*The task*
Where does the string "Transportation" appear in the listing below? Copy every line where it does.

*Provided data*
= = = =

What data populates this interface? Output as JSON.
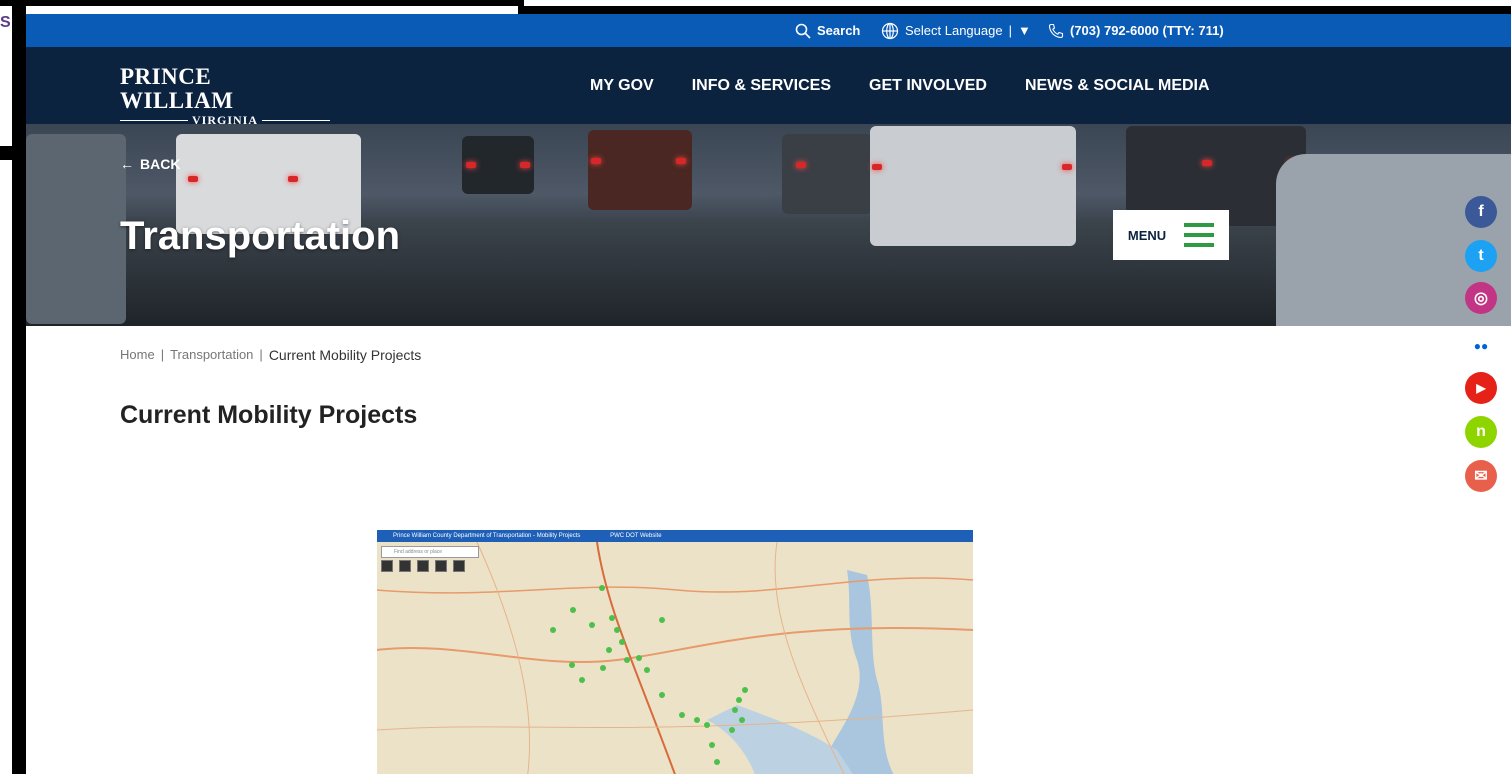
{
  "corner_letter": "S",
  "utility": {
    "search_label": "Search",
    "language_label": "Select Language",
    "language_divider": "|",
    "language_arrow": "▼",
    "phone": "(703) 792-6000 (TTY: 711)"
  },
  "logo": {
    "top": "PRINCE WILLIAM",
    "bottom": "VIRGINIA"
  },
  "nav": {
    "items": [
      {
        "label": "MY GOV"
      },
      {
        "label": "INFO & SERVICES"
      },
      {
        "label": "GET INVOLVED"
      },
      {
        "label": "NEWS & SOCIAL MEDIA"
      }
    ]
  },
  "hero": {
    "back_label": "BACK",
    "title": "Transportation",
    "menu_label": "MENU"
  },
  "breadcrumb": {
    "items": [
      "Home",
      "Transportation"
    ],
    "separator": "|",
    "current": "Current Mobility Projects"
  },
  "main": {
    "heading": "Current Mobility Projects"
  },
  "map": {
    "title": "Prince William County Department of Transportation - Mobility Projects",
    "subtitle": "PWC DOT Website",
    "search_placeholder": "Find address or place"
  },
  "social": [
    {
      "icon": "facebook-icon",
      "glyph": "f",
      "color": "#3b5998"
    },
    {
      "icon": "twitter-icon",
      "glyph": "t",
      "color": "#1da1f2"
    },
    {
      "icon": "instagram-icon",
      "glyph": "◎",
      "color": "#c13584"
    },
    {
      "icon": "flickr-icon",
      "glyph": "●●",
      "color": "#ffffff"
    },
    {
      "icon": "youtube-icon",
      "glyph": "▶",
      "color": "#e62117"
    },
    {
      "icon": "nextdoor-icon",
      "glyph": "n",
      "color": "#8ed500"
    },
    {
      "icon": "email-icon",
      "glyph": "✉",
      "color": "#e8604c"
    }
  ],
  "colors": {
    "utility_bar": "#0a5bb5",
    "nav_bar": "#0c2340",
    "menu_accent": "#2e9b43"
  }
}
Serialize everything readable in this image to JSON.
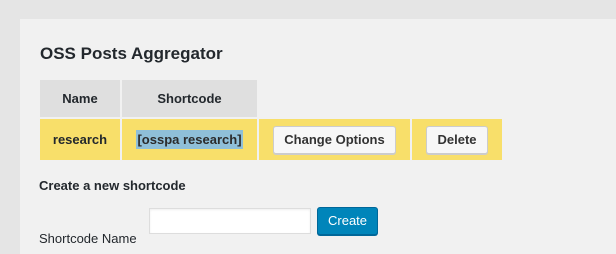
{
  "header": {
    "title": "OSS Posts Aggregator"
  },
  "table": {
    "columns": [
      "Name",
      "Shortcode"
    ],
    "rows": [
      {
        "name": "research",
        "shortcode": "[osspa research]",
        "change_label": "Change Options",
        "delete_label": "Delete"
      }
    ]
  },
  "create_form": {
    "heading": "Create a new shortcode",
    "field_label": "Shortcode Name",
    "field_value": "",
    "field_placeholder": "",
    "button_label": "Create"
  },
  "colors": {
    "row_highlight": "#f8df6a",
    "header_bg": "#dfdfdf",
    "selection": "#8fbfd8",
    "primary_button": "#0085ba"
  }
}
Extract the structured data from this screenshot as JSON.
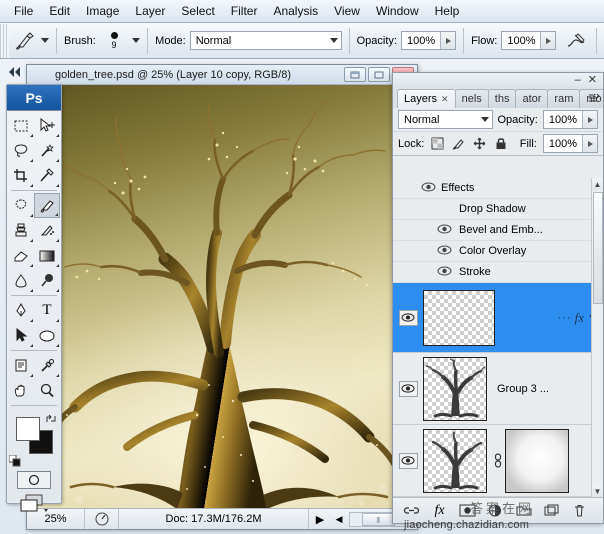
{
  "app": {
    "name": "Adobe Photoshop",
    "badge": "Ps"
  },
  "menubar": {
    "items": [
      {
        "label": "File"
      },
      {
        "label": "Edit"
      },
      {
        "label": "Image"
      },
      {
        "label": "Layer"
      },
      {
        "label": "Select"
      },
      {
        "label": "Filter"
      },
      {
        "label": "Analysis"
      },
      {
        "label": "View"
      },
      {
        "label": "Window"
      },
      {
        "label": "Help"
      }
    ]
  },
  "options_bar": {
    "tool_icon": "brush-tool-icon",
    "brush_label": "Brush:",
    "brush_size": "9",
    "mode_label": "Mode:",
    "mode_value": "Normal",
    "opacity_label": "Opacity:",
    "opacity_value": "100%",
    "flow_label": "Flow:",
    "flow_value": "100%",
    "airbrush_icon": "airbrush-icon"
  },
  "toolbox": {
    "tools": [
      {
        "name": "rectangular-marquee-tool",
        "glyph": "⬚"
      },
      {
        "name": "move-tool",
        "glyph": "➤"
      },
      {
        "name": "lasso-tool",
        "glyph": "⟿"
      },
      {
        "name": "magic-wand-tool",
        "glyph": "✦"
      },
      {
        "name": "crop-tool",
        "glyph": "⌒"
      },
      {
        "name": "slice-tool",
        "glyph": "✂"
      },
      {
        "name": "healing-brush-tool",
        "glyph": "❁"
      },
      {
        "name": "brush-tool",
        "glyph": "✎"
      },
      {
        "name": "clone-stamp-tool",
        "glyph": "⚑"
      },
      {
        "name": "history-brush-tool",
        "glyph": "✐"
      },
      {
        "name": "eraser-tool",
        "glyph": "◰"
      },
      {
        "name": "gradient-tool",
        "glyph": "▤"
      },
      {
        "name": "blur-tool",
        "glyph": "◖"
      },
      {
        "name": "dodge-tool",
        "glyph": "●"
      },
      {
        "name": "pen-tool",
        "glyph": "✒"
      },
      {
        "name": "type-tool",
        "glyph": "T"
      },
      {
        "name": "path-selection-tool",
        "glyph": "➤"
      },
      {
        "name": "ellipse-shape-tool",
        "glyph": "⬭"
      },
      {
        "name": "notes-tool",
        "glyph": "☷"
      },
      {
        "name": "eyedropper-tool",
        "glyph": "⚗"
      },
      {
        "name": "hand-tool",
        "glyph": "✋"
      },
      {
        "name": "zoom-tool",
        "glyph": "⚲"
      }
    ],
    "foreground_color": "#ffffff",
    "background_color": "#111111",
    "swap_icon": "swap-colors-icon",
    "default_colors_icon": "default-colors-icon",
    "quick_mask_icon": "quick-mask-icon",
    "screen_mode_icon": "screen-mode-icon"
  },
  "document": {
    "title": "golden_tree.psd @ 25% (Layer 10 copy, RGB/8)",
    "window_buttons": [
      {
        "name": "minimize-button",
        "glyph": "–"
      },
      {
        "name": "maximize-button",
        "glyph": "□"
      },
      {
        "name": "close-button",
        "glyph": "✕"
      }
    ]
  },
  "statusbar": {
    "zoom": "25%",
    "arrow_icon": "status-arrow-icon",
    "doc_info": "Doc: 17.3M/176.2M",
    "play_icon": "▶",
    "left_arrow": "◀",
    "grip": "⦀"
  },
  "layers_panel": {
    "window_min": "–",
    "window_close": "✕",
    "tabs": [
      {
        "label": "Layers",
        "closable": true,
        "active": true,
        "name": "tab-layers"
      },
      {
        "label": "nels",
        "closable": false,
        "active": false,
        "name": "tab-channels"
      },
      {
        "label": "ths",
        "closable": false,
        "active": false,
        "name": "tab-paths"
      },
      {
        "label": "ator",
        "closable": false,
        "active": false,
        "name": "tab-navigator"
      },
      {
        "label": "ram",
        "closable": false,
        "active": false,
        "name": "tab-histogram"
      },
      {
        "label": "nfo",
        "closable": false,
        "active": false,
        "name": "tab-info"
      }
    ],
    "tab_close_glyph": "✕",
    "panel_menu_glyph": "≡",
    "blend_mode": "Normal",
    "opacity_label": "Opacity:",
    "opacity_value": "100%",
    "lock_label": "Lock:",
    "fill_label": "Fill:",
    "fill_value": "100%",
    "lock_icons": [
      {
        "name": "lock-transparent-pixels-icon"
      },
      {
        "name": "lock-image-pixels-icon"
      },
      {
        "name": "lock-position-icon"
      },
      {
        "name": "lock-all-icon"
      }
    ],
    "effects": [
      {
        "label": "Effects",
        "has_eye": true,
        "indent": false,
        "name": "layer-effect-effects"
      },
      {
        "label": "Drop Shadow",
        "has_eye": false,
        "indent": true,
        "name": "layer-effect-drop-shadow"
      },
      {
        "label": "Bevel and Emb...",
        "has_eye": true,
        "indent": true,
        "name": "layer-effect-bevel-emboss"
      },
      {
        "label": "Color Overlay",
        "has_eye": true,
        "indent": true,
        "name": "layer-effect-color-overlay"
      },
      {
        "label": "Stroke",
        "has_eye": true,
        "indent": true,
        "name": "layer-effect-stroke"
      }
    ],
    "layers": [
      {
        "name_label": "",
        "selected": true,
        "thumb": "empty",
        "has_fx": true,
        "fx_dots": "···",
        "fx_glyph": "fx",
        "has_mask": false
      },
      {
        "name_label": "Group 3 ...",
        "selected": false,
        "thumb": "tree",
        "has_fx": false,
        "fx_dots": "",
        "fx_glyph": "",
        "has_mask": false
      },
      {
        "name_label": "",
        "selected": false,
        "thumb": "tree",
        "has_fx": false,
        "fx_dots": "",
        "fx_glyph": "",
        "has_mask": true
      }
    ],
    "bottom_buttons": [
      {
        "name": "link-layers-button",
        "glyph": "∞"
      },
      {
        "name": "add-layer-style-button",
        "glyph": "fx"
      },
      {
        "name": "add-layer-mask-button",
        "glyph": "□"
      },
      {
        "name": "new-adjustment-layer-button",
        "glyph": "◑"
      },
      {
        "name": "new-group-button",
        "glyph": "▭"
      },
      {
        "name": "new-layer-button",
        "glyph": "⧉"
      },
      {
        "name": "delete-layer-button",
        "glyph": "Ὕ1"
      }
    ]
  },
  "watermark": {
    "text": "jiaocheng.chazidian.com",
    "cn_text": "答案在网"
  },
  "colors": {
    "selection_blue": "#2e8ef0",
    "panel_bg": "#e9ecef",
    "chrome_light": "#f2f5f8"
  }
}
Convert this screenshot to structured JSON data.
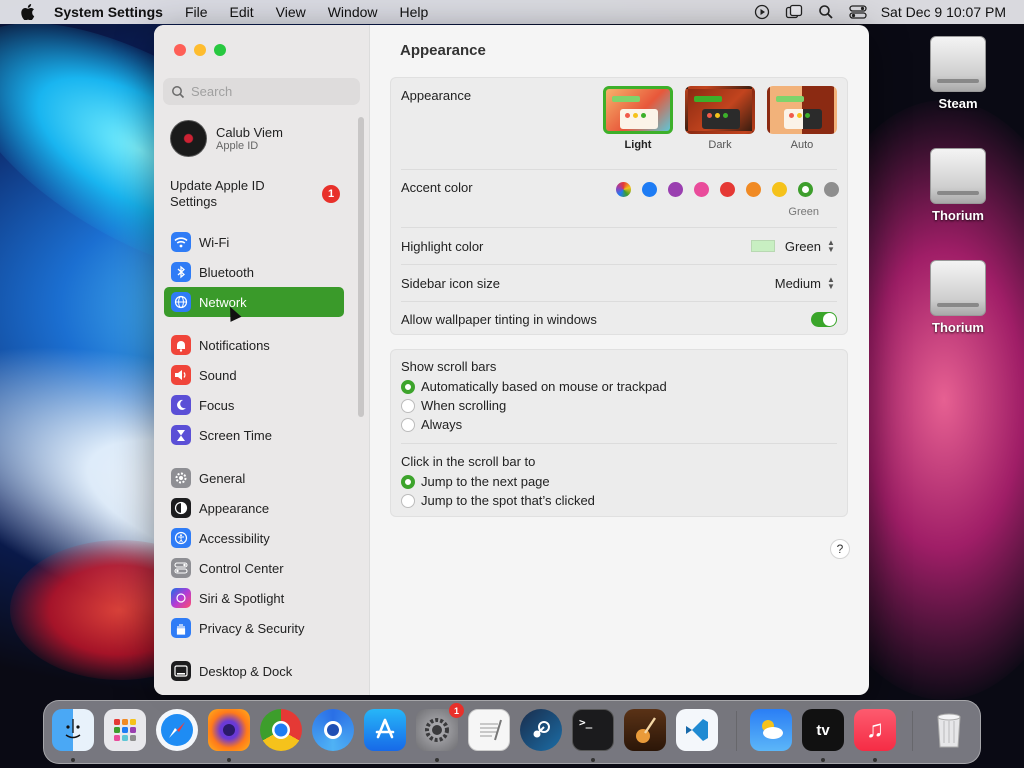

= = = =

*Answer to the problem*
    "title": "Transportation",
      "Transportation"
    "title": "Prince William County Department of Transportation - Mobility Projects",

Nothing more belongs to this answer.